WHAT TO PRODUCE:
Write out every entry again exactly as it stands.

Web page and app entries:
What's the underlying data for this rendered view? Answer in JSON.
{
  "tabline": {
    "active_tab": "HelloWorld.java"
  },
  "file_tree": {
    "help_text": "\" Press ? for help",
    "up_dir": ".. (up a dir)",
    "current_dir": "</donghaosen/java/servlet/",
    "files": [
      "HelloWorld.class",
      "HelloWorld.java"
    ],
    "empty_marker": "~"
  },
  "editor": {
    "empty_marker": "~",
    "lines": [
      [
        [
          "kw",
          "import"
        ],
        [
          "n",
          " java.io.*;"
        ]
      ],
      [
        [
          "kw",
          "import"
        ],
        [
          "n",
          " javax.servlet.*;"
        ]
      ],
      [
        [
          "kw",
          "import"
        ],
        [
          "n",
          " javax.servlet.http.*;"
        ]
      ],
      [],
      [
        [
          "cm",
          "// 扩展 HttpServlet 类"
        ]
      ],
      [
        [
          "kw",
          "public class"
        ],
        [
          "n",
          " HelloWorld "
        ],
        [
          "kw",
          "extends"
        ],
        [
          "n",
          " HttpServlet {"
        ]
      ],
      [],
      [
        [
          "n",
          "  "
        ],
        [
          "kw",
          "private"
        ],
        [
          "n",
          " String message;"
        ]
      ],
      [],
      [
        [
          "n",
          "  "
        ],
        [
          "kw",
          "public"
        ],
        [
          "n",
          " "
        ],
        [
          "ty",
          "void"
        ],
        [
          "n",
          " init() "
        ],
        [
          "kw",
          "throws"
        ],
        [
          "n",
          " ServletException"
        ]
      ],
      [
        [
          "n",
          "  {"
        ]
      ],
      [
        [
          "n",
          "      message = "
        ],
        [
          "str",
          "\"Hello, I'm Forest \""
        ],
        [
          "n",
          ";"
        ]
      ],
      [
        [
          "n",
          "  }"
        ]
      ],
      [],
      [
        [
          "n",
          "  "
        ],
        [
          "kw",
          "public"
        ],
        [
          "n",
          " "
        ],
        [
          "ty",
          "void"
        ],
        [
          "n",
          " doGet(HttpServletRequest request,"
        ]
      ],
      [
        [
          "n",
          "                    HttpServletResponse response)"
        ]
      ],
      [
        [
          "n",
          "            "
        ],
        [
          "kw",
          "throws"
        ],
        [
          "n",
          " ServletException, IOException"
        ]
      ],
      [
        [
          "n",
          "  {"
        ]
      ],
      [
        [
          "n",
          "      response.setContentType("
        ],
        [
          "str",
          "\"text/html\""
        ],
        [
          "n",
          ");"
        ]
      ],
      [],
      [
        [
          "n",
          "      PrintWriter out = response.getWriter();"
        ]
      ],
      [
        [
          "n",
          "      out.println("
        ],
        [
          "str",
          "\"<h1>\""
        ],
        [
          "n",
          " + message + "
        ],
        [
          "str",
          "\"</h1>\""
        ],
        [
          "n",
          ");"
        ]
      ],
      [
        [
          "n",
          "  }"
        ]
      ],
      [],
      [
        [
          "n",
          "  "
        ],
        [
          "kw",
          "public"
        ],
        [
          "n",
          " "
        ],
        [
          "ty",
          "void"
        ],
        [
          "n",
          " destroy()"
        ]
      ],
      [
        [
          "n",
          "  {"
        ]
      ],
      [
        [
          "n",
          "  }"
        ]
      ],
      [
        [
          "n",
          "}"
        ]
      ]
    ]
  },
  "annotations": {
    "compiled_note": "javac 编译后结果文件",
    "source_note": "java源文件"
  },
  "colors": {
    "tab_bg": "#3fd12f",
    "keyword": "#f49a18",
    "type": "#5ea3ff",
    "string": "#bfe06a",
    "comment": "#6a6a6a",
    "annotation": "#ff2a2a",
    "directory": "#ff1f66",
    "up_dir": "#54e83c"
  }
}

TASK SOLUTION:
What's the underlying data for this rendered view? Answer in JSON.
{
  "tabline": {
    "active_tab": "HelloWorld.java"
  },
  "file_tree": {
    "help_text": "\" Press ? for help",
    "up_dir": ".. (up a dir)",
    "current_dir": "</donghaosen/java/servlet/",
    "files": [
      "HelloWorld.class",
      "HelloWorld.java"
    ],
    "empty_marker": "~"
  },
  "editor": {
    "empty_marker": "~",
    "lines": [
      [
        [
          "kw",
          "import"
        ],
        [
          "n",
          " java.io.*;"
        ]
      ],
      [
        [
          "kw",
          "import"
        ],
        [
          "n",
          " javax.servlet.*;"
        ]
      ],
      [
        [
          "kw",
          "import"
        ],
        [
          "n",
          " javax.servlet.http.*;"
        ]
      ],
      [],
      [
        [
          "cm",
          "// 扩展 HttpServlet 类"
        ]
      ],
      [
        [
          "kw",
          "public class"
        ],
        [
          "n",
          " HelloWorld "
        ],
        [
          "kw",
          "extends"
        ],
        [
          "n",
          " HttpServlet {"
        ]
      ],
      [],
      [
        [
          "n",
          "  "
        ],
        [
          "kw",
          "private"
        ],
        [
          "n",
          " String message;"
        ]
      ],
      [],
      [
        [
          "n",
          "  "
        ],
        [
          "kw",
          "public"
        ],
        [
          "n",
          " "
        ],
        [
          "ty",
          "void"
        ],
        [
          "n",
          " init() "
        ],
        [
          "kw",
          "throws"
        ],
        [
          "n",
          " ServletException"
        ]
      ],
      [
        [
          "n",
          "  {"
        ]
      ],
      [
        [
          "n",
          "      message = "
        ],
        [
          "str",
          "\"Hello, I'm Forest \""
        ],
        [
          "n",
          ";"
        ]
      ],
      [
        [
          "n",
          "  }"
        ]
      ],
      [],
      [
        [
          "n",
          "  "
        ],
        [
          "kw",
          "public"
        ],
        [
          "n",
          " "
        ],
        [
          "ty",
          "void"
        ],
        [
          "n",
          " doGet(HttpServletRequest request,"
        ]
      ],
      [
        [
          "n",
          "                    HttpServletResponse response)"
        ]
      ],
      [
        [
          "n",
          "            "
        ],
        [
          "kw",
          "throws"
        ],
        [
          "n",
          " ServletException, IOException"
        ]
      ],
      [
        [
          "n",
          "  {"
        ]
      ],
      [
        [
          "n",
          "      response.setContentType("
        ],
        [
          "str",
          "\"text/html\""
        ],
        [
          "n",
          ");"
        ]
      ],
      [],
      [
        [
          "n",
          "      PrintWriter out = response.getWriter();"
        ]
      ],
      [
        [
          "n",
          "      out.println("
        ],
        [
          "str",
          "\"<h1>\""
        ],
        [
          "n",
          " + message + "
        ],
        [
          "str",
          "\"</h1>\""
        ],
        [
          "n",
          ");"
        ]
      ],
      [
        [
          "n",
          "  }"
        ]
      ],
      [],
      [
        [
          "n",
          "  "
        ],
        [
          "kw",
          "public"
        ],
        [
          "n",
          " "
        ],
        [
          "ty",
          "void"
        ],
        [
          "n",
          " destroy()"
        ]
      ],
      [
        [
          "n",
          "  {"
        ]
      ],
      [
        [
          "n",
          "  }"
        ]
      ],
      [
        [
          "n",
          "}"
        ]
      ]
    ]
  },
  "annotations": {
    "compiled_note": "javac 编译后结果文件",
    "source_note": "java源文件"
  },
  "colors": {
    "tab_bg": "#3fd12f",
    "keyword": "#f49a18",
    "type": "#5ea3ff",
    "string": "#bfe06a",
    "comment": "#6a6a6a",
    "annotation": "#ff2a2a",
    "directory": "#ff1f66",
    "up_dir": "#54e83c"
  }
}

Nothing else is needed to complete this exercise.